Family jealousy, class resentment and several different flavors of heartbreak come together in Chad Beguelin’s compelling 2013 play “Harbor,” which opened Friday night in a Buffalo United Artists production in the Alleyway Theatre.
Described by BUA founder Javier Bustillos as “one of the first plays to present two [legally] married men as its central characters,” the story concerns the 10-year relationship between Sag Harbor couple Kevin and Ted (Matthew Crehan Higgins and Rick Lattimer) and its potential disintegration at the hands of Kevin’s alcoholic sister Donna (Kerrykate Abel). When she arrives unannounced with her teenage daughter Lottie (Sabrina Kahwaty) in tow, like Rosanne Arnold suddenly arriving on the set of “The Cherry Orchard,” the cracks in Kevin and Ted’s superficially picture-perfect relationship begin to show.
From the play’s first scene, which takes place in the van where Donna and Lottie are living while en route to her brother’s opulent house in the Hamptons, it’s clear that Beguelin’s smart and consistently funny writing will be its central appeal. Characters don’t come a great deal more compelling than Donna, who can barely conceal her ire for the success and stability her brother and his partner have achieved in life and takes every aspect of that success as a personal insult.
“Everything is going to be very over the top and we’re going to be very jealous,” Donna says to her precocious daughter as they pull into Sag Harbor. She speculates that they have a computer that doubles as a cappuccino-maker, that every meal they make is required to include some kind of tart.
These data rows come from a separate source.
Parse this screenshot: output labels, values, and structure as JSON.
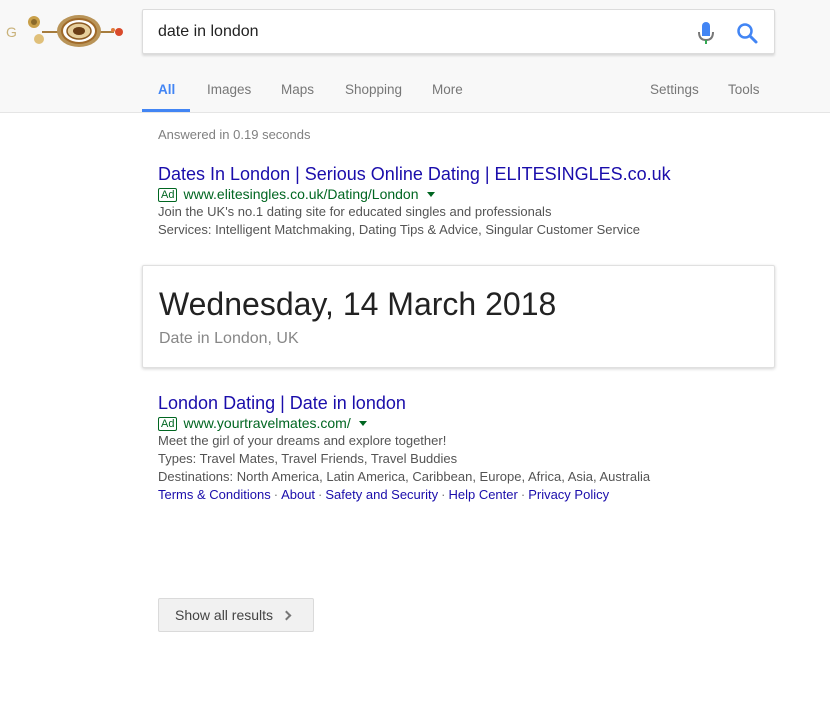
{
  "search": {
    "query": "date in london"
  },
  "tabs": [
    {
      "label": "All"
    },
    {
      "label": "Images"
    },
    {
      "label": "Maps"
    },
    {
      "label": "Shopping"
    },
    {
      "label": "More"
    },
    {
      "label": "Settings"
    },
    {
      "label": "Tools"
    }
  ],
  "stats": "Answered in 0.19 seconds",
  "ad_label": "Ad",
  "results": [
    {
      "title": "Dates In London | Serious Online Dating | ELITESINGLES.co.uk",
      "url": "www.elitesingles.co.uk/Dating/London",
      "lines": [
        "Join the UK's no.1 dating site for educated singles and professionals",
        "Services: Intelligent Matchmaking, Dating Tips & Advice, Singular Customer Service"
      ]
    },
    {
      "title": "London Dating | Date in london",
      "url": "www.yourtravelmates.com/",
      "lines": [
        "Meet the girl of your dreams and explore together!",
        "Types: Travel Mates, Travel Friends, Travel Buddies",
        "Destinations: North America, Latin America, Caribbean, Europe, Africa, Asia, Australia"
      ],
      "sitelinks": [
        "Terms & Conditions",
        "About",
        "Safety and Security",
        "Help Center",
        "Privacy Policy"
      ],
      "separator": "·"
    }
  ],
  "answer": {
    "date": "Wednesday, 14 March 2018",
    "location": "Date in London, UK"
  },
  "show_all": "Show all results",
  "colors": {
    "link": "#1a0dab",
    "url_green": "#006621",
    "accent_blue": "#4285f4",
    "mic_red": "#ea4335"
  },
  "icons": {
    "logo": "doodle-logo",
    "mic": "microphone-icon",
    "search": "search-icon",
    "caret": "caret-down-icon",
    "chevron": "chevron-right-icon"
  }
}
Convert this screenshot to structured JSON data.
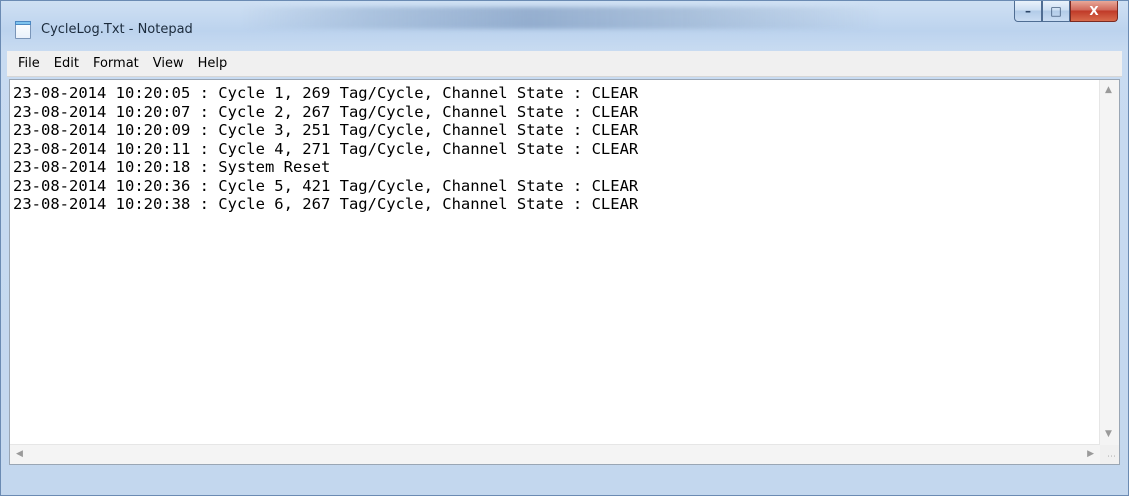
{
  "window": {
    "title": "CycleLog.Txt - Notepad",
    "icons": {
      "app": "notepad-document-icon",
      "minimize": "minimize-icon",
      "maximize": "maximize-icon",
      "close": "close-icon"
    },
    "caption_glyphs": {
      "minimize": "–",
      "maximize": "□",
      "close": "X"
    },
    "colors": {
      "close_button": "#c9402c",
      "frame": "#bcd3ee"
    }
  },
  "menubar": {
    "items": [
      {
        "label": "File"
      },
      {
        "label": "Edit"
      },
      {
        "label": "Format"
      },
      {
        "label": "View"
      },
      {
        "label": "Help"
      }
    ]
  },
  "document": {
    "lines": [
      "23-08-2014 10:20:05 : Cycle 1, 269 Tag/Cycle, Channel State : CLEAR",
      "23-08-2014 10:20:07 : Cycle 2, 267 Tag/Cycle, Channel State : CLEAR",
      "23-08-2014 10:20:09 : Cycle 3, 251 Tag/Cycle, Channel State : CLEAR",
      "23-08-2014 10:20:11 : Cycle 4, 271 Tag/Cycle, Channel State : CLEAR",
      "23-08-2014 10:20:18 : System Reset",
      "23-08-2014 10:20:36 : Cycle 5, 421 Tag/Cycle, Channel State : CLEAR",
      "23-08-2014 10:20:38 : Cycle 6, 267 Tag/Cycle, Channel State : CLEAR"
    ]
  },
  "scrollbars": {
    "icons": {
      "up": "scroll-up-arrow-icon",
      "down": "scroll-down-arrow-icon",
      "left": "scroll-left-arrow-icon",
      "right": "scroll-right-arrow-icon",
      "grip": "size-grip-icon"
    }
  }
}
Kevin and Ted are clearly hanging on by a thread even before Donna rolls into town. Kevin is a struggling writer who can’t finish his 10-year-old novel, while Ted supports him with a high-pressure architecture career that’s becoming more tenuous by the day.
The main conflict is over children. Kevin wants kids, but Ted is violently opposed to the notion.
“Let’s be real,” he tells Kevin at one point. “Our hatred of children is what brought us together.”
Turns out that wasn’t the case, and tough decisions need to be made.
While the plot is a touch hackneyed and the characters don’t quite reach their three-dimensional potential, Beguelin’s smart dialogue, filled with keen and often lacerating humor, makes the evening compelling. He expertly weaves together complex concerns such as the need for a stable home, the fears and insecurities people project upon their children and the difficulty of coming to terms with relationship problems hidden in plain sight.
Aside from a few creaky moments and an ending scene that needs work, director Todd Fuller has kept the comedy on point and on pace through most of the evening. He has an able cast to work with, led by an extraordinarily over-the-top Abel as the freewheeling Donna and an excellent stage debut from the young Kahwaty, whose performance as a teen letting out pent up frustration is cause for its own bouts of applause.
The interaction between Lattimer and Higgins is somewhat strained, which works to the production’s benefits in some scenes but against it in others. Even so, each of them has standout moments and a keen sense of comic timing essential to the play.
Flaws and all, Beguelin’s script and this smart production should do much to dispel the myth that gay married couples or the families they come from are any different from the rest of America. He shows us that’s neither cause for sadness nor celebration. It’s just the truth.
Where: Alleyway Theatre, 1 Curtain Up Alley
When: Through May 9
Tickets: $15 to $25
Info: 886-9239 or buffalobua.org